WORK TASK
From the first line to the last, please print the entries exactly, omitting pictures.

Records drawn from a dataset
-*-

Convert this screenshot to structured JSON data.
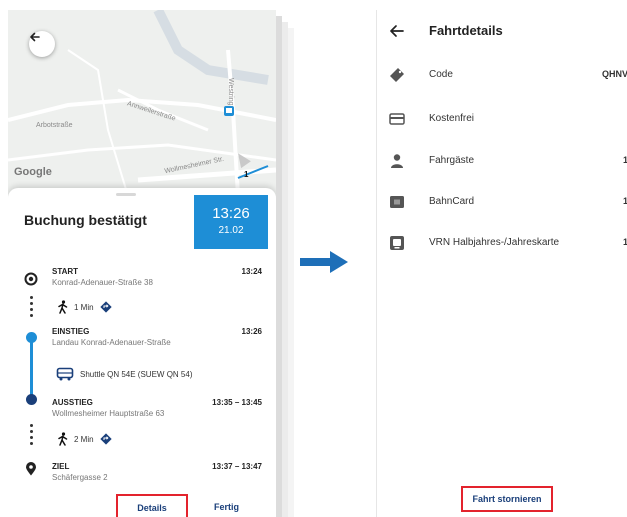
{
  "left_screen": {
    "map": {
      "labels": [
        "Arbotstraße",
        "Annweilerstraße",
        "Westring",
        "Wollmesheimer Str."
      ],
      "logo": "Google",
      "badge": "1"
    },
    "sheet": {
      "title": "Buchung bestätigt",
      "time_card": {
        "time": "13:26",
        "date": "21.02",
        "color": "#1e8ed6"
      },
      "stops": [
        {
          "name": "START",
          "address": "Konrad-Adenauer-Straße 38",
          "time": "13:24",
          "icon": "origin-target-icon"
        },
        {
          "name": "EINSTIEG",
          "address": "Landau Konrad-Adenauer-Straße",
          "time": "13:26",
          "icon": "boarding-dot-icon"
        },
        {
          "name": "AUSSTIEG",
          "address": "Wollmesheimer Hauptstraße 63",
          "time": "13:35 – 13:45",
          "icon": "alighting-dot-icon"
        },
        {
          "name": "ZIEL",
          "address": "Schäfergasse 2",
          "time": "13:37 – 13:47",
          "icon": "destination-pin-icon"
        }
      ],
      "segments": [
        {
          "text": "1 Min",
          "icon": "walk-icon"
        },
        {
          "text": "Shuttle QN 54E (SUEW QN 54)",
          "icon": "bus-icon"
        },
        {
          "text": "2 Min",
          "icon": "walk-icon"
        }
      ],
      "buttons": {
        "details": "Details",
        "done": "Fertig"
      }
    }
  },
  "right_screen": {
    "title": "Fahrtdetails",
    "rows": [
      {
        "label": "Code",
        "value": "QHNV",
        "icon": "ticket-icon"
      },
      {
        "label": "Kostenfrei",
        "value": "",
        "icon": "credit-card-icon"
      },
      {
        "label": "Fahrgäste",
        "value": "1",
        "icon": "person-icon"
      },
      {
        "label": "BahnCard",
        "value": "1",
        "icon": "bahncard-icon"
      },
      {
        "label": "VRN Halbjahres-/Jahreskarte",
        "value": "1",
        "icon": "pass-card-icon"
      }
    ],
    "cancel_button": "Fahrt stornieren"
  },
  "colors": {
    "accent": "#1e8ed6",
    "highlight": "#e3232d",
    "button_text": "#1a3f7a"
  }
}
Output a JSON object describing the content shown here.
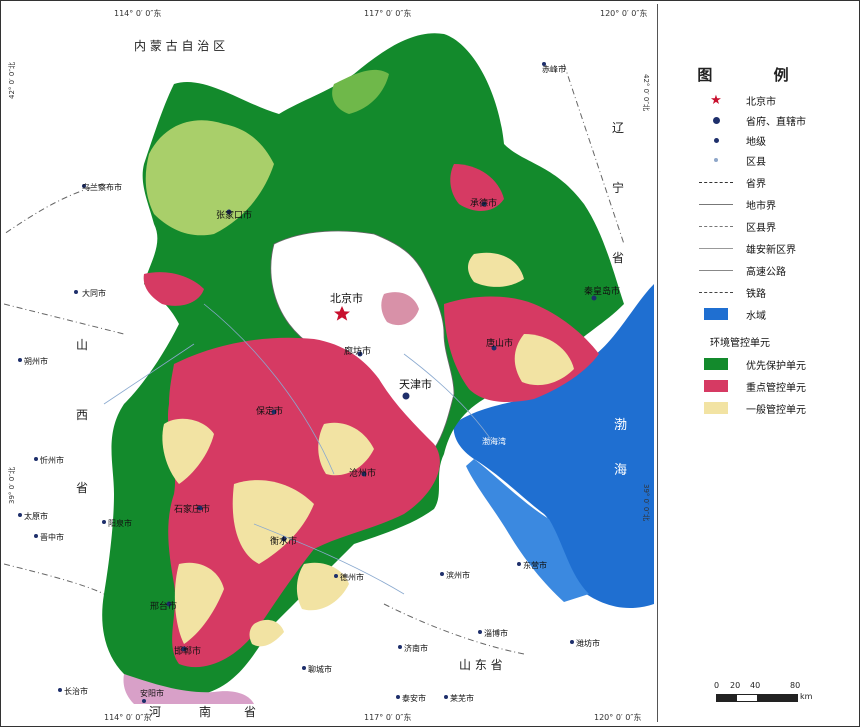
{
  "legend": {
    "title": "图  例",
    "items": [
      {
        "label": "北京市",
        "sym": "star",
        "color": "#c8102e"
      },
      {
        "label": "省府、直辖市",
        "sym": "dot-big",
        "color": "#1e2f6b"
      },
      {
        "label": "地级",
        "sym": "dot",
        "color": "#1e2f6b"
      },
      {
        "label": "区县",
        "sym": "dot-small",
        "color": "#8fa7c9"
      },
      {
        "label": "省界",
        "sym": "dashdot",
        "color": "#333333"
      },
      {
        "label": "地市界",
        "sym": "line-thin",
        "color": "#777777"
      },
      {
        "label": "区县界",
        "sym": "dashdot-thin",
        "color": "#777777"
      },
      {
        "label": "雄安新区界",
        "sym": "line-thin",
        "color": "#999999"
      },
      {
        "label": "高速公路",
        "sym": "line",
        "color": "#888888"
      },
      {
        "label": "铁路",
        "sym": "dashed",
        "color": "#444444"
      },
      {
        "label": "水域",
        "sym": "box",
        "color": "#1f6fd1"
      }
    ],
    "subtitle": "环境管控单元",
    "units": [
      {
        "label": "优先保护单元",
        "color": "#138a2c"
      },
      {
        "label": "重点管控单元",
        "color": "#d63a63"
      },
      {
        "label": "一般管控单元",
        "color": "#f2e3a3"
      }
    ],
    "scale": {
      "ticks": [
        "0",
        "20",
        "40",
        "80"
      ],
      "unit": "km"
    }
  },
  "map": {
    "graticule": {
      "top": [
        "114° 0′ 0″东",
        "117° 0′ 0″东",
        "120° 0′ 0″东"
      ],
      "bottom": [
        "114° 0′ 0″东",
        "117° 0′ 0″东",
        "120° 0′ 0″东"
      ],
      "left": [
        "42° 0′ 0″北",
        "39° 0′ 0″北"
      ],
      "right": [
        "42° 0′ 0″北",
        "39° 0′ 0″北"
      ]
    },
    "regions": [
      "内 蒙 古 自 治 区",
      "辽",
      "宁",
      "省",
      "山",
      "西",
      "省",
      "山  东  省",
      "河",
      "南",
      "省"
    ],
    "sea": {
      "bohai": [
        "渤",
        "海"
      ],
      "bay": "渤海湾"
    },
    "main_cities": [
      "北京市",
      "天津市"
    ],
    "hebei_cities": [
      "张家口市",
      "承德市",
      "秦皇岛市",
      "唐山市",
      "廊坊市",
      "保定市",
      "沧州市",
      "石家庄市",
      "衡水市",
      "邢台市",
      "邯郸市"
    ],
    "other_cities": [
      "乌兰察布市",
      "赤峰市",
      "大同市",
      "朔州市",
      "忻州市",
      "太原市",
      "阳泉市",
      "晋中市",
      "长治市",
      "安阳市",
      "德州市",
      "滨州市",
      "东营市",
      "淄博市",
      "潍坊市",
      "济南市",
      "聊城市",
      "泰安市",
      "莱芜市"
    ]
  }
}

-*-

TASK RESPONSE
Convert this screenshot to structured JSON data.
{
  "left_screen": {
    "map": {
      "labels": [
        "Arbotstraße",
        "Annweilerstraße",
        "Westring",
        "Wollmesheimer Str."
      ],
      "logo": "Google",
      "badge": "1"
    },
    "sheet": {
      "title": "Buchung bestätigt",
      "time_card": {
        "time": "13:26",
        "date": "21.02",
        "color": "#1e8ed6"
      },
      "stops": [
        {
          "name": "START",
          "address": "Konrad-Adenauer-Straße 38",
          "time": "13:24",
          "icon": "origin-target-icon"
        },
        {
          "name": "EINSTIEG",
          "address": "Landau Konrad-Adenauer-Straße",
          "time": "13:26",
          "icon": "boarding-dot-icon"
        },
        {
          "name": "AUSSTIEG",
          "address": "Wollmesheimer Hauptstraße 63",
          "time": "13:35 – 13:45",
          "icon": "alighting-dot-icon"
        },
        {
          "name": "ZIEL",
          "address": "Schäfergasse 2",
          "time": "13:37 – 13:47",
          "icon": "destination-pin-icon"
        }
      ],
      "segments": [
        {
          "text": "1 Min",
          "icon": "walk-icon"
        },
        {
          "text": "Shuttle QN 54E (SUEW QN 54)",
          "icon": "bus-icon"
        },
        {
          "text": "2 Min",
          "icon": "walk-icon"
        }
      ],
      "buttons": {
        "details": "Details",
        "done": "Fertig"
      }
    }
  },
  "right_screen": {
    "title": "Fahrtdetails",
    "rows": [
      {
        "label": "Code",
        "value": "QHNV",
        "icon": "ticket-icon"
      },
      {
        "label": "Kostenfrei",
        "value": "",
        "icon": "credit-card-icon"
      },
      {
        "label": "Fahrgäste",
        "value": "1",
        "icon": "person-icon"
      },
      {
        "label": "BahnCard",
        "value": "1",
        "icon": "bahncard-icon"
      },
      {
        "label": "VRN Halbjahres-/Jahreskarte",
        "value": "1",
        "icon": "pass-card-icon"
      }
    ],
    "cancel_button": "Fahrt stornieren"
  },
  "colors": {
    "accent": "#1e8ed6",
    "highlight": "#e3232d",
    "button_text": "#1a3f7a"
  }
}
Output a JSON object describing the content shown here.
{
  "legend": {
    "title": "图  例",
    "items": [
      {
        "label": "北京市",
        "sym": "star",
        "color": "#c8102e"
      },
      {
        "label": "省府、直辖市",
        "sym": "dot-big",
        "color": "#1e2f6b"
      },
      {
        "label": "地级",
        "sym": "dot",
        "color": "#1e2f6b"
      },
      {
        "label": "区县",
        "sym": "dot-small",
        "color": "#8fa7c9"
      },
      {
        "label": "省界",
        "sym": "dashdot",
        "color": "#333333"
      },
      {
        "label": "地市界",
        "sym": "line-thin",
        "color": "#777777"
      },
      {
        "label": "区县界",
        "sym": "dashdot-thin",
        "color": "#777777"
      },
      {
        "label": "雄安新区界",
        "sym": "line-thin",
        "color": "#999999"
      },
      {
        "label": "高速公路",
        "sym": "line",
        "color": "#888888"
      },
      {
        "label": "铁路",
        "sym": "dashed",
        "color": "#444444"
      },
      {
        "label": "水域",
        "sym": "box",
        "color": "#1f6fd1"
      }
    ],
    "subtitle": "环境管控单元",
    "units": [
      {
        "label": "优先保护单元",
        "color": "#138a2c"
      },
      {
        "label": "重点管控单元",
        "color": "#d63a63"
      },
      {
        "label": "一般管控单元",
        "color": "#f2e3a3"
      }
    ],
    "scale": {
      "ticks": [
        "0",
        "20",
        "40",
        "80"
      ],
      "unit": "km"
    }
  },
  "map": {
    "graticule": {
      "top": [
        "114° 0′ 0″东",
        "117° 0′ 0″东",
        "120° 0′ 0″东"
      ],
      "bottom": [
        "114° 0′ 0″东",
        "117° 0′ 0″东",
        "120° 0′ 0″东"
      ],
      "left": [
        "42° 0′ 0″北",
        "39° 0′ 0″北"
      ],
      "right": [
        "42° 0′ 0″北",
        "39° 0′ 0″北"
      ]
    },
    "regions": [
      "内 蒙 古 自 治 区",
      "辽",
      "宁",
      "省",
      "山",
      "西",
      "省",
      "山  东  省",
      "河",
      "南",
      "省"
    ],
    "sea": {
      "bohai": [
        "渤",
        "海"
      ],
      "bay": "渤海湾"
    },
    "main_cities": [
      "北京市",
      "天津市"
    ],
    "hebei_cities": [
      "张家口市",
      "承德市",
      "秦皇岛市",
      "唐山市",
      "廊坊市",
      "保定市",
      "沧州市",
      "石家庄市",
      "衡水市",
      "邢台市",
      "邯郸市"
    ],
    "other_cities": [
      "乌兰察布市",
      "赤峰市",
      "大同市",
      "朔州市",
      "忻州市",
      "太原市",
      "阳泉市",
      "晋中市",
      "长治市",
      "安阳市",
      "德州市",
      "滨州市",
      "东营市",
      "淄博市",
      "潍坊市",
      "济南市",
      "聊城市",
      "泰安市",
      "莱芜市"
    ]
  }
}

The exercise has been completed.